## PROBLEM TO WORK ON
Each line below must be set down exactly as it stands.

Website and app data records

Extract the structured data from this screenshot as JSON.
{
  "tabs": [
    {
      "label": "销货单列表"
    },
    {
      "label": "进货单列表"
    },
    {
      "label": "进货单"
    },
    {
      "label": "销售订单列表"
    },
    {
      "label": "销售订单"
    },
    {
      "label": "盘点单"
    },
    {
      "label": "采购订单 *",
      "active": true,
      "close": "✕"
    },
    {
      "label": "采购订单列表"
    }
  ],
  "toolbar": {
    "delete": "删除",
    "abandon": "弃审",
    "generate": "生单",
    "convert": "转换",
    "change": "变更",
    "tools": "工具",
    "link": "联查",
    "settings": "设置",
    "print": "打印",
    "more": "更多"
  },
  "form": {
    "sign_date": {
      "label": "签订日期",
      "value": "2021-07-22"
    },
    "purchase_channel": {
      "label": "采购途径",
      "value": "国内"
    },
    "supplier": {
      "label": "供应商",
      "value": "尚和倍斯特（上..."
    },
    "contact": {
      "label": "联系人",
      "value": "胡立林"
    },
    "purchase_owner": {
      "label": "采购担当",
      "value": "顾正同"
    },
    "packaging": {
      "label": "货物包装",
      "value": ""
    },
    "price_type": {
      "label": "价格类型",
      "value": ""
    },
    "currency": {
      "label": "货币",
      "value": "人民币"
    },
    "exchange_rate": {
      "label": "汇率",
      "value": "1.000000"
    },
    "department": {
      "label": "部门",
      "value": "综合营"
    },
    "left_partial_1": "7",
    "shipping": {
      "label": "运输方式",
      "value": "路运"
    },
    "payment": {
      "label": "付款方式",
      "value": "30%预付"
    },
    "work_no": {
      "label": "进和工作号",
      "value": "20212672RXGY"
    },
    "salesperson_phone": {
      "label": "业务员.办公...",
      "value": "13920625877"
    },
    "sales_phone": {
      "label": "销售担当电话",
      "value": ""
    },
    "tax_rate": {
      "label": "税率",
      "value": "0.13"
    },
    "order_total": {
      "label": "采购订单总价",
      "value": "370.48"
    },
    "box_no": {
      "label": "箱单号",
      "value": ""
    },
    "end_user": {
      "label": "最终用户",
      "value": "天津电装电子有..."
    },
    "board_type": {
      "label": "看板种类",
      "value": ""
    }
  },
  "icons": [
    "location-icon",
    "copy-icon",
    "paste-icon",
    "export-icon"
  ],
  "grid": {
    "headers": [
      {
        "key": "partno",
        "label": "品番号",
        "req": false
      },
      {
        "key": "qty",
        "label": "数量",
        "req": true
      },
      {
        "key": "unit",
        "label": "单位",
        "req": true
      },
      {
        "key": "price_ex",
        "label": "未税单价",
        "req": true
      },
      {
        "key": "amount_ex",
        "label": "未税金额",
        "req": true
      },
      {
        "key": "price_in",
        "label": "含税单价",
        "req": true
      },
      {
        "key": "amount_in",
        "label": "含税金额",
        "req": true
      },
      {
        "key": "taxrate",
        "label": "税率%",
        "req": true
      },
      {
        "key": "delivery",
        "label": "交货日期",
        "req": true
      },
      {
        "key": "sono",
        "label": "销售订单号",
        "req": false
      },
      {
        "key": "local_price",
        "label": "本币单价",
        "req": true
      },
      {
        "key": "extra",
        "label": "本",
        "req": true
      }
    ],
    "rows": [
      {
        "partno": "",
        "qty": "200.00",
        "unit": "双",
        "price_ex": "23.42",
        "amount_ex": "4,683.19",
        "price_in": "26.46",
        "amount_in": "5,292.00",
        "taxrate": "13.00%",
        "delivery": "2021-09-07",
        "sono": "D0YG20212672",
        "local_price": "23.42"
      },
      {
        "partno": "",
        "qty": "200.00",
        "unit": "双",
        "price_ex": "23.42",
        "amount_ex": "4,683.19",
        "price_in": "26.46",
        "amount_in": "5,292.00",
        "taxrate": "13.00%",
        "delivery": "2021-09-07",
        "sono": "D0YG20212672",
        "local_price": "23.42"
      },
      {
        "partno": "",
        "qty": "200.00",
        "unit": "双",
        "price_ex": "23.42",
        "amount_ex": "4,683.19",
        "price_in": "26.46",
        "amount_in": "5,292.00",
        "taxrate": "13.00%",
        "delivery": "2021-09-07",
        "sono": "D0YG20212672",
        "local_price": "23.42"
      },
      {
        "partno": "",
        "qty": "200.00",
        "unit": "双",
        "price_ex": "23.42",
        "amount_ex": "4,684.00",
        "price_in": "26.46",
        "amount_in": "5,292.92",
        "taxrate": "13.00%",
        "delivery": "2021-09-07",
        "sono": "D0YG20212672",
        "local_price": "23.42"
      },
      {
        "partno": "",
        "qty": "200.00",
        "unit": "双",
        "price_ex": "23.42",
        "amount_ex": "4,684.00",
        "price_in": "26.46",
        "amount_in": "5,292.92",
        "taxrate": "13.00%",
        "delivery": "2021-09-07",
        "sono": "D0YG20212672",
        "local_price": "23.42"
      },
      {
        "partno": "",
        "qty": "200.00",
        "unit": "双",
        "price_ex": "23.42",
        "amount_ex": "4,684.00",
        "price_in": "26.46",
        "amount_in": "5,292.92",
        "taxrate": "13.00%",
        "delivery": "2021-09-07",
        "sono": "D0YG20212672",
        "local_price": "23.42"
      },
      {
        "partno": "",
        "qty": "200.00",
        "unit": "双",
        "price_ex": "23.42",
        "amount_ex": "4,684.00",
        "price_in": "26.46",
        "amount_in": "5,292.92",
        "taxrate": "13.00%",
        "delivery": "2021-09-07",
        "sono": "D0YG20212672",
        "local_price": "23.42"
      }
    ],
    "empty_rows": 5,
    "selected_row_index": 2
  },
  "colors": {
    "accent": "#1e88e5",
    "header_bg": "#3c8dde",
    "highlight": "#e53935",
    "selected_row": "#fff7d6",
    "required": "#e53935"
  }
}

## TASK OUTPUT
Extract the structured data from this screenshot as JSON.
{
  "tabs": [
    {
      "label": "销货单列表"
    },
    {
      "label": "进货单列表"
    },
    {
      "label": "进货单"
    },
    {
      "label": "销售订单列表"
    },
    {
      "label": "销售订单"
    },
    {
      "label": "盘点单"
    },
    {
      "label": "采购订单 *",
      "active": true,
      "close": "✕"
    },
    {
      "label": "采购订单列表"
    }
  ],
  "toolbar": {
    "delete": "删除",
    "abandon": "弃审",
    "generate": "生单",
    "convert": "转换",
    "change": "变更",
    "tools": "工具",
    "link": "联查",
    "settings": "设置",
    "print": "打印",
    "more": "更多"
  },
  "form": {
    "sign_date": {
      "label": "签订日期",
      "value": "2021-07-22"
    },
    "purchase_channel": {
      "label": "采购途径",
      "value": "国内"
    },
    "supplier": {
      "label": "供应商",
      "value": "尚和倍斯特（上..."
    },
    "contact": {
      "label": "联系人",
      "value": "胡立林"
    },
    "purchase_owner": {
      "label": "采购担当",
      "value": "顾正同"
    },
    "packaging": {
      "label": "货物包装",
      "value": ""
    },
    "price_type": {
      "label": "价格类型",
      "value": ""
    },
    "currency": {
      "label": "货币",
      "value": "人民币"
    },
    "exchange_rate": {
      "label": "汇率",
      "value": "1.000000"
    },
    "department": {
      "label": "部门",
      "value": "综合营"
    },
    "left_partial_1": "7",
    "shipping": {
      "label": "运输方式",
      "value": "路运"
    },
    "payment": {
      "label": "付款方式",
      "value": "30%预付"
    },
    "work_no": {
      "label": "进和工作号",
      "value": "20212672RXGY"
    },
    "salesperson_phone": {
      "label": "业务员.办公...",
      "value": "13920625877"
    },
    "sales_phone": {
      "label": "销售担当电话",
      "value": ""
    },
    "tax_rate": {
      "label": "税率",
      "value": "0.13"
    },
    "order_total": {
      "label": "采购订单总价",
      "value": "370.48"
    },
    "box_no": {
      "label": "箱单号",
      "value": ""
    },
    "end_user": {
      "label": "最终用户",
      "value": "天津电装电子有..."
    },
    "board_type": {
      "label": "看板种类",
      "value": ""
    }
  },
  "icons": [
    "location-icon",
    "copy-icon",
    "paste-icon",
    "export-icon"
  ],
  "grid": {
    "headers": [
      {
        "key": "partno",
        "label": "品番号",
        "req": false
      },
      {
        "key": "qty",
        "label": "数量",
        "req": true
      },
      {
        "key": "unit",
        "label": "单位",
        "req": true
      },
      {
        "key": "price_ex",
        "label": "未税单价",
        "req": true
      },
      {
        "key": "amount_ex",
        "label": "未税金额",
        "req": true
      },
      {
        "key": "price_in",
        "label": "含税单价",
        "req": true
      },
      {
        "key": "amount_in",
        "label": "含税金额",
        "req": true
      },
      {
        "key": "taxrate",
        "label": "税率%",
        "req": true
      },
      {
        "key": "delivery",
        "label": "交货日期",
        "req": true
      },
      {
        "key": "sono",
        "label": "销售订单号",
        "req": false
      },
      {
        "key": "local_price",
        "label": "本币单价",
        "req": true
      },
      {
        "key": "extra",
        "label": "本",
        "req": true
      }
    ],
    "rows": [
      {
        "partno": "",
        "qty": "200.00",
        "unit": "双",
        "price_ex": "23.42",
        "amount_ex": "4,683.19",
        "price_in": "26.46",
        "amount_in": "5,292.00",
        "taxrate": "13.00%",
        "delivery": "2021-09-07",
        "sono": "D0YG20212672",
        "local_price": "23.42"
      },
      {
        "partno": "",
        "qty": "200.00",
        "unit": "双",
        "price_ex": "23.42",
        "amount_ex": "4,683.19",
        "price_in": "26.46",
        "amount_in": "5,292.00",
        "taxrate": "13.00%",
        "delivery": "2021-09-07",
        "sono": "D0YG20212672",
        "local_price": "23.42"
      },
      {
        "partno": "",
        "qty": "200.00",
        "unit": "双",
        "price_ex": "23.42",
        "amount_ex": "4,683.19",
        "price_in": "26.46",
        "amount_in": "5,292.00",
        "taxrate": "13.00%",
        "delivery": "2021-09-07",
        "sono": "D0YG20212672",
        "local_price": "23.42"
      },
      {
        "partno": "",
        "qty": "200.00",
        "unit": "双",
        "price_ex": "23.42",
        "amount_ex": "4,684.00",
        "price_in": "26.46",
        "amount_in": "5,292.92",
        "taxrate": "13.00%",
        "delivery": "2021-09-07",
        "sono": "D0YG20212672",
        "local_price": "23.42"
      },
      {
        "partno": "",
        "qty": "200.00",
        "unit": "双",
        "price_ex": "23.42",
        "amount_ex": "4,684.00",
        "price_in": "26.46",
        "amount_in": "5,292.92",
        "taxrate": "13.00%",
        "delivery": "2021-09-07",
        "sono": "D0YG20212672",
        "local_price": "23.42"
      },
      {
        "partno": "",
        "qty": "200.00",
        "unit": "双",
        "price_ex": "23.42",
        "amount_ex": "4,684.00",
        "price_in": "26.46",
        "amount_in": "5,292.92",
        "taxrate": "13.00%",
        "delivery": "2021-09-07",
        "sono": "D0YG20212672",
        "local_price": "23.42"
      },
      {
        "partno": "",
        "qty": "200.00",
        "unit": "双",
        "price_ex": "23.42",
        "amount_ex": "4,684.00",
        "price_in": "26.46",
        "amount_in": "5,292.92",
        "taxrate": "13.00%",
        "delivery": "2021-09-07",
        "sono": "D0YG20212672",
        "local_price": "23.42"
      }
    ],
    "empty_rows": 5,
    "selected_row_index": 2
  },
  "colors": {
    "accent": "#1e88e5",
    "header_bg": "#3c8dde",
    "highlight": "#e53935",
    "selected_row": "#fff7d6",
    "required": "#e53935"
  }
}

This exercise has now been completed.